Who’s Zooming Who? I like the way the old Aretha track put it; literarily everyone seemed to be looking at everyone else.

I’m hoping time will prove me wrong and this is just the cynic in me and perhaps this behaviour is just prevalent in certain bars in particular neighbourhoods, but it smacks of desperation when everyone is looking over shoulders to see if anyone better has just walked in. What are they missing out on? Could they be the person of their dreams? Could they be missing out on a chance of happiness?

Yes, I know I would have had to been looking myself to have observed all this strange behaviour but I am a new face in a new town – just curious, innocent people-watching on my part.

Other than a couple of obvious Queens, with whom I exchanged cursory glances and delightful banter with, this was the West Village after all, I was here solely to be acquainted with one person.  I gave up just a few hours of my life to be here. I have the other 164 hours in the week to see other people, do other things, go other places.

Is it too much to ask of New Yorkers to concentrate on one person at a time?

Published on Dating New York Style

November 9th 2008

To Pay or Not To Pay

This one may be controversial but …..

No wonder people think dating in New York is so complicated and tiresome. It seems to me that women expect men to pay for them and men expect to pay. Why is this? 

If you expect someone else to pay for you, isn’t it just saying ‘I’m not clever enough to earn my own money’?

If the man is doing the paying, does it not bring back the argument that men then have to earn more if they are to pay for women too? In which case women cannot demand or expect equal pay.

How far back are women going to go? Do we want to vote? Do we want to work? Do we want to be able to ask for our own drink at the bar? Do we want to be able to wear trousers?

Yes really!  I remember going to a bar for lunch with my male boss when working in Fleet Street, London in the late 1980’s. Luckily I was wearing a skirt suit, as is my personal preference, as not only did they not serve women at the bar, they didn’t like women wearing trousers! I never went back but I’m guessing that they soon moved into the 20th Century as had most places in the UK by then.

So in 2009 New York, what do women do with their own money if they’re not paying for themselves? I think spending it on the wrong things (excessive plastic surgery and ‘medical’ spa visits spring to mind).

Don’t get me wrong, I believe chivalry is all well and good. Politeness costs nothing and should be expected from everyone, both sexes.

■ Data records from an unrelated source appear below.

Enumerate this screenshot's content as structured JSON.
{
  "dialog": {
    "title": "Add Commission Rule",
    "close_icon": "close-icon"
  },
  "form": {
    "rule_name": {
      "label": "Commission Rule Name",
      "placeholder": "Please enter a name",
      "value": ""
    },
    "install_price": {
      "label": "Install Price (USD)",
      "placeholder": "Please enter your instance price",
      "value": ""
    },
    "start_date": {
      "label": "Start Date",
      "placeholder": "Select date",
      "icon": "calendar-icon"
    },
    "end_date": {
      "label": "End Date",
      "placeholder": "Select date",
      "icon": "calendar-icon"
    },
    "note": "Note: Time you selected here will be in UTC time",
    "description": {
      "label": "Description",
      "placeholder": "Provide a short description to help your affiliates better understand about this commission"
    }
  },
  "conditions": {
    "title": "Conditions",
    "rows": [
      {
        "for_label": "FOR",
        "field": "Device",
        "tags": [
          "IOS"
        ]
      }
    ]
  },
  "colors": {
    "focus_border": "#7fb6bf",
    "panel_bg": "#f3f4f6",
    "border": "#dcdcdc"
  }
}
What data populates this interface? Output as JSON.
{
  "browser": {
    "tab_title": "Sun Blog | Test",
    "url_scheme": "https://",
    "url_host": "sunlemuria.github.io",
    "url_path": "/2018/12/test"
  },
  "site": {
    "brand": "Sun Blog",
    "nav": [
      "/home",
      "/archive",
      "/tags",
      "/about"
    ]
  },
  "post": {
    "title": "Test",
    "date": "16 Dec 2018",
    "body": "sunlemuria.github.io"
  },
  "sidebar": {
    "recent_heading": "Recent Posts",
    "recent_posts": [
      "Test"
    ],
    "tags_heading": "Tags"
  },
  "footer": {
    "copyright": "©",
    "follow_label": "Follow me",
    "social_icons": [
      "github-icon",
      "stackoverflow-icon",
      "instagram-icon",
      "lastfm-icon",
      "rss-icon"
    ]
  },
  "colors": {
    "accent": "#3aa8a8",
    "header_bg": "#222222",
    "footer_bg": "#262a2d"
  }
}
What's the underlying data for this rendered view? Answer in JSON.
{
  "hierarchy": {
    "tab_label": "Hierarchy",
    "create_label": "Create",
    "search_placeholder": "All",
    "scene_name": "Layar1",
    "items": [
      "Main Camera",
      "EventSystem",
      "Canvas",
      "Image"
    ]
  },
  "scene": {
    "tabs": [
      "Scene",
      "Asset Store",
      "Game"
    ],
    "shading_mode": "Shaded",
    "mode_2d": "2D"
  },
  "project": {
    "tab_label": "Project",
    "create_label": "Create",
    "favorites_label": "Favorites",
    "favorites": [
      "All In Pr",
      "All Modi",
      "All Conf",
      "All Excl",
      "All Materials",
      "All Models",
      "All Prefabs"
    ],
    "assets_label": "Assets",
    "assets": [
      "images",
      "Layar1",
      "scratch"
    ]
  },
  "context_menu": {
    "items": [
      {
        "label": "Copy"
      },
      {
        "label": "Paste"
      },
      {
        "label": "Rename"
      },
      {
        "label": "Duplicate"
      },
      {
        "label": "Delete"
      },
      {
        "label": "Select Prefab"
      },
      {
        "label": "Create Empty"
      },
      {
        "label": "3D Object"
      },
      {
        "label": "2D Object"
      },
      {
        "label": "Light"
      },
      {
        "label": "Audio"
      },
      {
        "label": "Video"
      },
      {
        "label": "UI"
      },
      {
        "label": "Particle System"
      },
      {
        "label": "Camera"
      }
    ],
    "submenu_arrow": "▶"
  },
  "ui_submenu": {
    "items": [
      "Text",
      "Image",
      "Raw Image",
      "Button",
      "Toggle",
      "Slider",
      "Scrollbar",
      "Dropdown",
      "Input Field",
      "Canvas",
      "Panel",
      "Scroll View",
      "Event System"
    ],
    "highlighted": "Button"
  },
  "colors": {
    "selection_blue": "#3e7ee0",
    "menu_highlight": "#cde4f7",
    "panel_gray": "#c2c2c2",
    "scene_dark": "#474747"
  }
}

Offering to pay is chivalrous, again from both parties, but being expected to pay is a different issue.

There’s the argument that whoever asks for the date should pay. This should work as after the first or second date, surely both parties will be making suggestions as to where to go so all will be square.

I believe some women disguise the desire for men to pay for them by declaring, perhaps sub-consciously, that they are old fashioned, or traditional. Do they really they just want to give up work? I’m surprised they have time for work anyway if they are too busy serial dating in desperation looking for ‘the one’!

If they are that old fashioned, are they going to do all the cooking, cleaning, laundry, shopping and looking after the house? I think not.

I heard the most ridiculous argument the other day; women expect the men to pay because they spend the most money on grooming themselves for dates, to look good for men.

That is stretching the imagination to the extreme.

I do like to make an effort not just for men but because I like to look my best. Last time I looked, there were plenty of choices on where to buy clothes and makeup and spas etc are optional. Women looked good before L’Oreal’s, ‘Because I’m worth it’ slogan came along and I believe there was a much higher ratio of successful marriages in decades gone buy. Yes we are worth it. So do we really want to share our lives with a man who is so shallow that looks are so high on the agenda?

The one issue that throws the argument out is if one person earns/has considerably more than the other. They are going to have a higher living standard and not going to lower it so are more likely to treat their date to places they are happy to go to themselves.  

Doesn’t have to always be that way though.

Published on Dating New York Style

November 25th 2008